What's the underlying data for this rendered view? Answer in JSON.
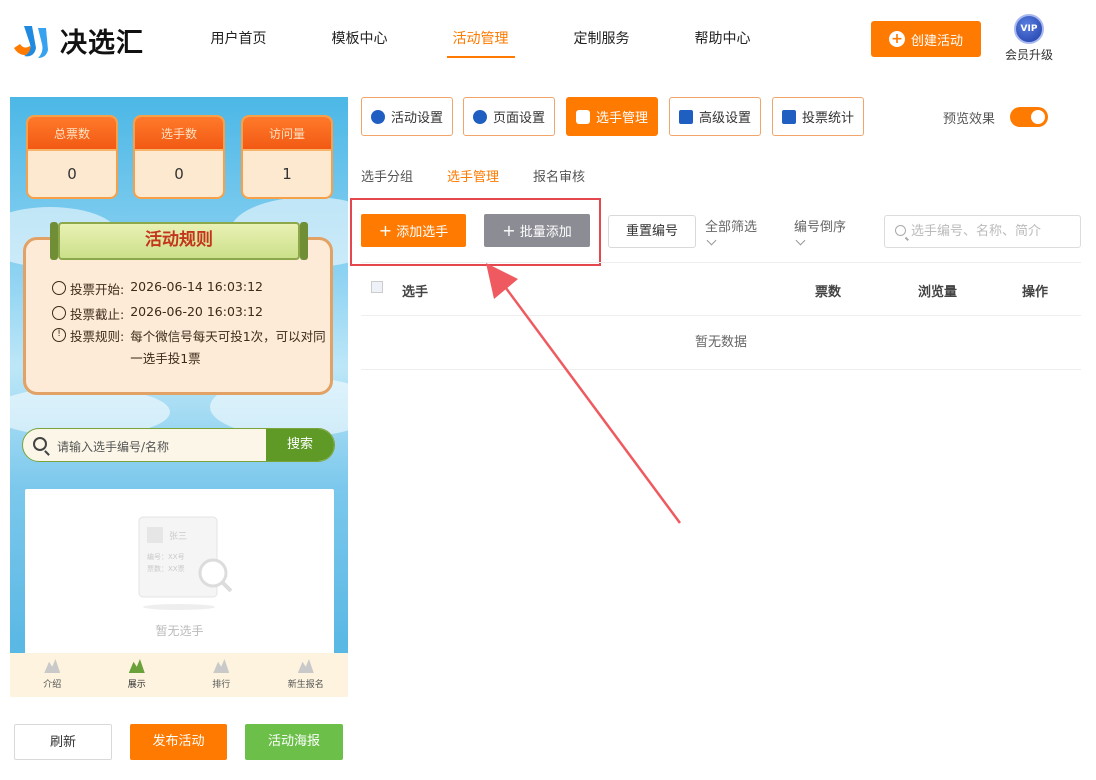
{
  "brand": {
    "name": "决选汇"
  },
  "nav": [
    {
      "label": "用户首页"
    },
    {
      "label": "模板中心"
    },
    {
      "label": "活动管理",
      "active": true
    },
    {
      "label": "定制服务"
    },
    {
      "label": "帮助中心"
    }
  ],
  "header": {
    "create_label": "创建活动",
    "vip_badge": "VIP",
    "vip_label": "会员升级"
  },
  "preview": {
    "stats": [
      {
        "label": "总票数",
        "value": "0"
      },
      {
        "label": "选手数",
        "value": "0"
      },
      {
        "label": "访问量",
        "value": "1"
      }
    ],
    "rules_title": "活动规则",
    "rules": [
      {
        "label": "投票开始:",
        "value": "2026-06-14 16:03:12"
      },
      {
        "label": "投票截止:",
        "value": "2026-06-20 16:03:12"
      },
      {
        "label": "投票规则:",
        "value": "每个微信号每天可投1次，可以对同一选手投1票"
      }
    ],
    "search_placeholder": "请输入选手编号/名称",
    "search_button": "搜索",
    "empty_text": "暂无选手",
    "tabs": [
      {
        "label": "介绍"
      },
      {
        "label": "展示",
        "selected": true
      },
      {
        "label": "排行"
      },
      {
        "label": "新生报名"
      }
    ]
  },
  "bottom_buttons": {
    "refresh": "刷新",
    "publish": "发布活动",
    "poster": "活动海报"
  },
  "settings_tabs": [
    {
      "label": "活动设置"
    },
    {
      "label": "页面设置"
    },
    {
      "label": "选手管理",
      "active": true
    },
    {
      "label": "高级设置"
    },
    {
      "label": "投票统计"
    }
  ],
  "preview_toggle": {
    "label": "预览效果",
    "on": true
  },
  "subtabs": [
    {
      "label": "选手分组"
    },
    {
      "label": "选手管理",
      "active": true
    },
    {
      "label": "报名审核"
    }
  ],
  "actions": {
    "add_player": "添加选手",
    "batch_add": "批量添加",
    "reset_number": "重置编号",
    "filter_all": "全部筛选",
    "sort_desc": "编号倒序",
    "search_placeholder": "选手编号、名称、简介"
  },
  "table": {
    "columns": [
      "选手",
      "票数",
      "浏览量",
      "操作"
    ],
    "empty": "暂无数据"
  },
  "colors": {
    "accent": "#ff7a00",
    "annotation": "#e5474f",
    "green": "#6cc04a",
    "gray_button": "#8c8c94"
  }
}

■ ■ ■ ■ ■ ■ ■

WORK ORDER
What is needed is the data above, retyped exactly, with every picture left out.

EXERCISE RESPONSE
What's the underlying data for this rendered view? Answer in JSON.
{
  "brand": {
    "name": "决选汇"
  },
  "nav": [
    {
      "label": "用户首页"
    },
    {
      "label": "模板中心"
    },
    {
      "label": "活动管理",
      "active": true
    },
    {
      "label": "定制服务"
    },
    {
      "label": "帮助中心"
    }
  ],
  "header": {
    "create_label": "创建活动",
    "vip_badge": "VIP",
    "vip_label": "会员升级"
  },
  "preview": {
    "stats": [
      {
        "label": "总票数",
        "value": "0"
      },
      {
        "label": "选手数",
        "value": "0"
      },
      {
        "label": "访问量",
        "value": "1"
      }
    ],
    "rules_title": "活动规则",
    "rules": [
      {
        "label": "投票开始:",
        "value": "2026-06-14 16:03:12"
      },
      {
        "label": "投票截止:",
        "value": "2026-06-20 16:03:12"
      },
      {
        "label": "投票规则:",
        "value": "每个微信号每天可投1次，可以对同一选手投1票"
      }
    ],
    "search_placeholder": "请输入选手编号/名称",
    "search_button": "搜索",
    "empty_text": "暂无选手",
    "tabs": [
      {
        "label": "介绍"
      },
      {
        "label": "展示",
        "selected": true
      },
      {
        "label": "排行"
      },
      {
        "label": "新生报名"
      }
    ]
  },
  "bottom_buttons": {
    "refresh": "刷新",
    "publish": "发布活动",
    "poster": "活动海报"
  },
  "settings_tabs": [
    {
      "label": "活动设置"
    },
    {
      "label": "页面设置"
    },
    {
      "label": "选手管理",
      "active": true
    },
    {
      "label": "高级设置"
    },
    {
      "label": "投票统计"
    }
  ],
  "preview_toggle": {
    "label": "预览效果",
    "on": true
  },
  "subtabs": [
    {
      "label": "选手分组"
    },
    {
      "label": "选手管理",
      "active": true
    },
    {
      "label": "报名审核"
    }
  ],
  "actions": {
    "add_player": "添加选手",
    "batch_add": "批量添加",
    "reset_number": "重置编号",
    "filter_all": "全部筛选",
    "sort_desc": "编号倒序",
    "search_placeholder": "选手编号、名称、简介"
  },
  "table": {
    "columns": [
      "选手",
      "票数",
      "浏览量",
      "操作"
    ],
    "empty": "暂无数据"
  },
  "colors": {
    "accent": "#ff7a00",
    "annotation": "#e5474f",
    "green": "#6cc04a",
    "gray_button": "#8c8c94"
  }
}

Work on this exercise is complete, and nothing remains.